Many have lost faith because of something about the Bible or in the Bible, the Old Testament in particular…
If you’re an Evangelical or Fundamentalist Christian, I know your immediate response is: we can’t take out the sections we don’t like. Agreed, but this again, is not what Stanley is saying in context. He is merely suggesting that the new covenant in Christ has fulfilled all the old baggage of the New Testament. Stanley even cites Acts 15, a clear case where the disciples, through the wisdom of the Holy Spirit, decided that Levitical Law no longer applied to Christians because Christ’s new covenant has satisfied the requirement. Here is a clear moment when the Church “unhitched” itself from the OT at a practical level (notice: not theological) because they were about worshipping Jesus, not the Scriptures.
The Old Testament is divinely inspired, and it gives us understanding of God, ourselves, and the world around us, but in Jesus, we have a new set of commands, which fulfill all the old commands: love God, love your neighbour. It’s this simple message that Stanley was trying to communicate, but as often happens, he was poorly understood.

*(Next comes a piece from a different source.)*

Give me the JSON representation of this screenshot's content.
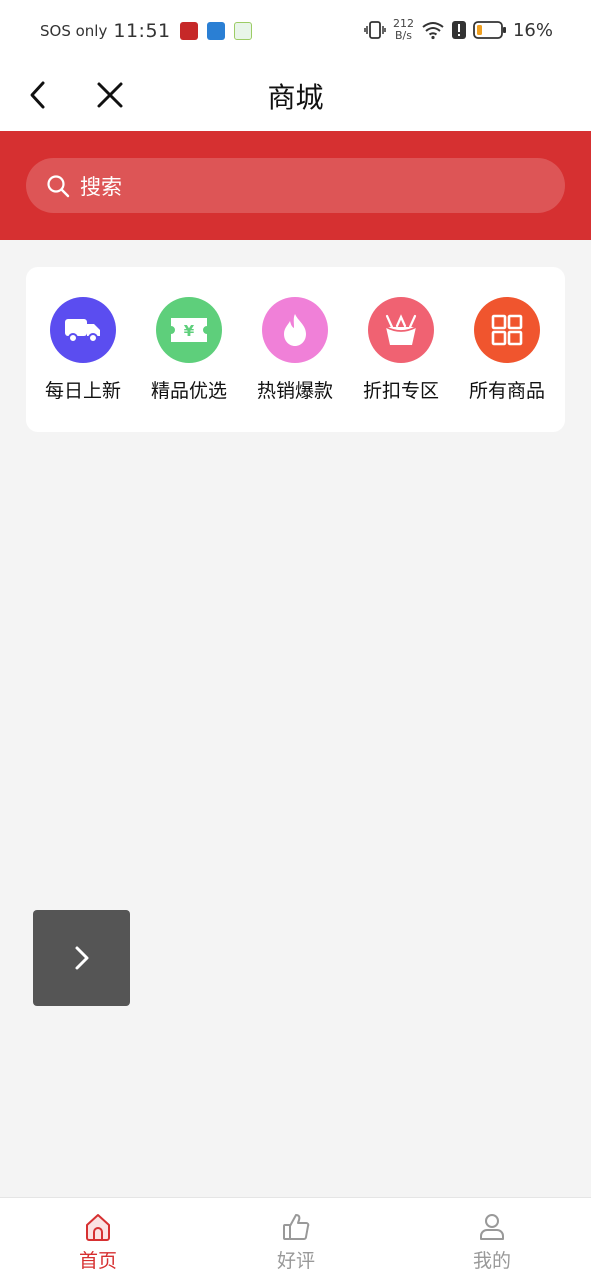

My fear is that we as Christians can misunderstand our pastors from time to time. Great teaching often challenges our perceptions of reality and draws us closer to Jesus. Jesus challenged the “Law-lovers” of his day and they crucified him. Andy Stanley challenged Christians to move on from the baggage of Levitical Law towards the liberating power of Jesus. This caused other Christians to cast stones. Those Christians can call him a heretic for preaching a completely Biblical view of new covenant theology, but if we peeked at their views, particularly towards issues such as war and attitudes towards women in ministry, we might find something actually heretical and opposed to the teachings of Jesus.
 There is some debate over definition of Fundamentalism…I tend to believe it is any Christian or Christian organization that worships the Bible more than Jesus. Rather than Scripture being a divinely-inspired witness to Jesus (John 5:39) and the redemption of God’s people, it becomes set of rules and restrictions. In this sense, Fundamentalist Christians emphasize what they are against, in terms of the Bible, more than what they stand for, which ought to be Jesus. Again, this my own analysis of Fundamentalism.
 To label Stanley the next Marcion is absurd. Both DeYoung and Hill need a refresher on why Marcion was labelled a heretic. The heresy stemmed from believing the God of the Old Testament was different than the God of the New Testament. This belief would create a theological discrepancy in the redemptive acts of Jesus. In effect, Marcion believed that the God who sent Jesus in the New Testament was superior to the Hebrew God of the Old Testament, which he considered an inferior being. It doesn’t take a Christian long to understand why this would be an issue: it would call into question the whole redemptive process if you removed the Old Testament narratives. Stanley does not believe the God of the Old Testament is different than the God of the New Testament, rather, he is suggesting that the new covenant, and ultimately the resurrection are the central beliefs of the Christian faith, and supersede the old covenant laws precisely because Jesus fulfills them. This is a very orthodox theology. I fear DeYoung and Hill, the so-called modern “defenders of the Bible” are more concerned with the slippery sloap than listening to what Stanley is actually saying.